## [Task to carry out]
With the pictures excluded, reproduce all of the data exactly.

## [Data for this exercise]

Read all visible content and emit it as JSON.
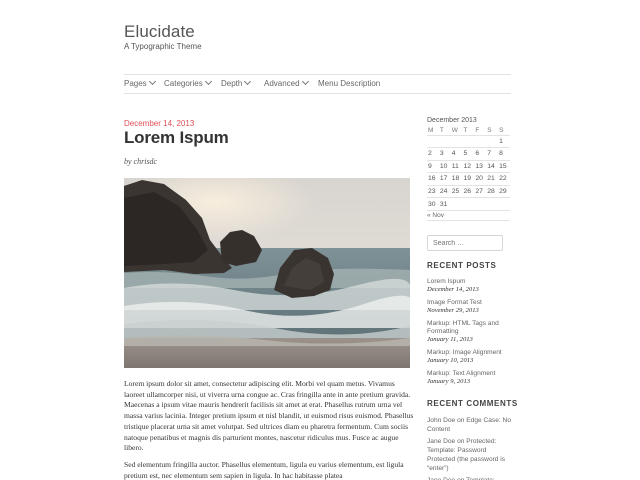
{
  "site": {
    "title": "Elucidate",
    "description": "A Typographic Theme"
  },
  "nav": {
    "items": [
      {
        "label": "Pages",
        "dropdown": true
      },
      {
        "label": "Categories",
        "dropdown": true
      },
      {
        "label": "Depth",
        "dropdown": true
      },
      {
        "label": "Advanced",
        "dropdown": true
      },
      {
        "label": "Menu Description",
        "dropdown": false
      }
    ]
  },
  "post": {
    "date": "December 14, 2013",
    "title": "Lorem Ispum",
    "author": "by chrisdc",
    "image_icon": "photo-rocky-beach",
    "paragraphs": [
      "Lorem ipsum dolor sit amet, consectetur adipiscing elit. Morbi vel quam metus. Vivamus laoreet ullamcorper nisi, ut viverra urna congue ac. Cras fringilla ante in ante pretium gravida. Maecenas a ipsum vitae mauris hendrerit facilisis sit amet at erat. Phasellus rutrum urna vel massa varius lacinia. Integer pretium ipsum et nisl blandit, ut euismod risus euismod. Phasellus tristique placerat urna sit amet volutpat. Sed ultrices diam eu pharetra fermentum. Cum sociis natoque penatibus et magnis dis parturient montes, nascetur ridiculus mus. Fusce ac augue libero.",
      "Sed elementum fringilla auctor. Phasellus elementum, ligula eu varius elementum, est ligula pretium est, nec elementum sem sapien in ligula. In hac habitasse platea"
    ]
  },
  "calendar": {
    "caption": "December 2013",
    "weekdays": [
      "M",
      "T",
      "W",
      "T",
      "F",
      "S",
      "S"
    ],
    "weeks": [
      [
        "",
        "",
        "",
        "",
        "",
        "",
        "1"
      ],
      [
        "2",
        "3",
        "4",
        "5",
        "6",
        "7",
        "8"
      ],
      [
        "9",
        "10",
        "11",
        "12",
        "13",
        "14",
        "15"
      ],
      [
        "16",
        "17",
        "18",
        "19",
        "20",
        "21",
        "22"
      ],
      [
        "23",
        "24",
        "25",
        "26",
        "27",
        "28",
        "29"
      ],
      [
        "30",
        "31",
        "",
        "",
        "",
        "",
        ""
      ]
    ],
    "prev_link": "« Nov"
  },
  "search": {
    "placeholder": "Search …"
  },
  "recent_posts": {
    "title": "RECENT POSTS",
    "items": [
      {
        "label": "Lorem Ispum",
        "date": "December 14, 2013"
      },
      {
        "label": "Image Format Test",
        "date": "November 29, 2013"
      },
      {
        "label": "Markup: HTML Tags and Formatting",
        "date": "January 11, 2013"
      },
      {
        "label": "Markup: Image Alignment",
        "date": "January 10, 2013"
      },
      {
        "label": "Markup: Text Alignment",
        "date": "January 9, 2013"
      }
    ]
  },
  "recent_comments": {
    "title": "RECENT COMMENTS",
    "items": [
      {
        "author": "John Doe",
        "on": "on",
        "post": "Edge Case: No Content"
      },
      {
        "author": "Jane Doe",
        "on": "on",
        "post": "Protected: Template: Password Protected (the password is “enter”)"
      },
      {
        "author": "Jane Doe",
        "on": "on",
        "post": "Template:"
      }
    ]
  }
}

## [Solution]
Read all visible content and emit it as JSON.
{
  "site": {
    "title": "Elucidate",
    "description": "A Typographic Theme"
  },
  "nav": {
    "items": [
      {
        "label": "Pages",
        "dropdown": true
      },
      {
        "label": "Categories",
        "dropdown": true
      },
      {
        "label": "Depth",
        "dropdown": true
      },
      {
        "label": "Advanced",
        "dropdown": true
      },
      {
        "label": "Menu Description",
        "dropdown": false
      }
    ]
  },
  "post": {
    "date": "December 14, 2013",
    "title": "Lorem Ispum",
    "author": "by chrisdc",
    "image_icon": "photo-rocky-beach",
    "paragraphs": [
      "Lorem ipsum dolor sit amet, consectetur adipiscing elit. Morbi vel quam metus. Vivamus laoreet ullamcorper nisi, ut viverra urna congue ac. Cras fringilla ante in ante pretium gravida. Maecenas a ipsum vitae mauris hendrerit facilisis sit amet at erat. Phasellus rutrum urna vel massa varius lacinia. Integer pretium ipsum et nisl blandit, ut euismod risus euismod. Phasellus tristique placerat urna sit amet volutpat. Sed ultrices diam eu pharetra fermentum. Cum sociis natoque penatibus et magnis dis parturient montes, nascetur ridiculus mus. Fusce ac augue libero.",
      "Sed elementum fringilla auctor. Phasellus elementum, ligula eu varius elementum, est ligula pretium est, nec elementum sem sapien in ligula. In hac habitasse platea"
    ]
  },
  "calendar": {
    "caption": "December 2013",
    "weekdays": [
      "M",
      "T",
      "W",
      "T",
      "F",
      "S",
      "S"
    ],
    "weeks": [
      [
        "",
        "",
        "",
        "",
        "",
        "",
        "1"
      ],
      [
        "2",
        "3",
        "4",
        "5",
        "6",
        "7",
        "8"
      ],
      [
        "9",
        "10",
        "11",
        "12",
        "13",
        "14",
        "15"
      ],
      [
        "16",
        "17",
        "18",
        "19",
        "20",
        "21",
        "22"
      ],
      [
        "23",
        "24",
        "25",
        "26",
        "27",
        "28",
        "29"
      ],
      [
        "30",
        "31",
        "",
        "",
        "",
        "",
        ""
      ]
    ],
    "prev_link": "« Nov"
  },
  "search": {
    "placeholder": "Search …"
  },
  "recent_posts": {
    "title": "RECENT POSTS",
    "items": [
      {
        "label": "Lorem Ispum",
        "date": "December 14, 2013"
      },
      {
        "label": "Image Format Test",
        "date": "November 29, 2013"
      },
      {
        "label": "Markup: HTML Tags and Formatting",
        "date": "January 11, 2013"
      },
      {
        "label": "Markup: Image Alignment",
        "date": "January 10, 2013"
      },
      {
        "label": "Markup: Text Alignment",
        "date": "January 9, 2013"
      }
    ]
  },
  "recent_comments": {
    "title": "RECENT COMMENTS",
    "items": [
      {
        "author": "John Doe",
        "on": "on",
        "post": "Edge Case: No Content"
      },
      {
        "author": "Jane Doe",
        "on": "on",
        "post": "Protected: Template: Password Protected (the password is “enter”)"
      },
      {
        "author": "Jane Doe",
        "on": "on",
        "post": "Template:"
      }
    ]
  }
}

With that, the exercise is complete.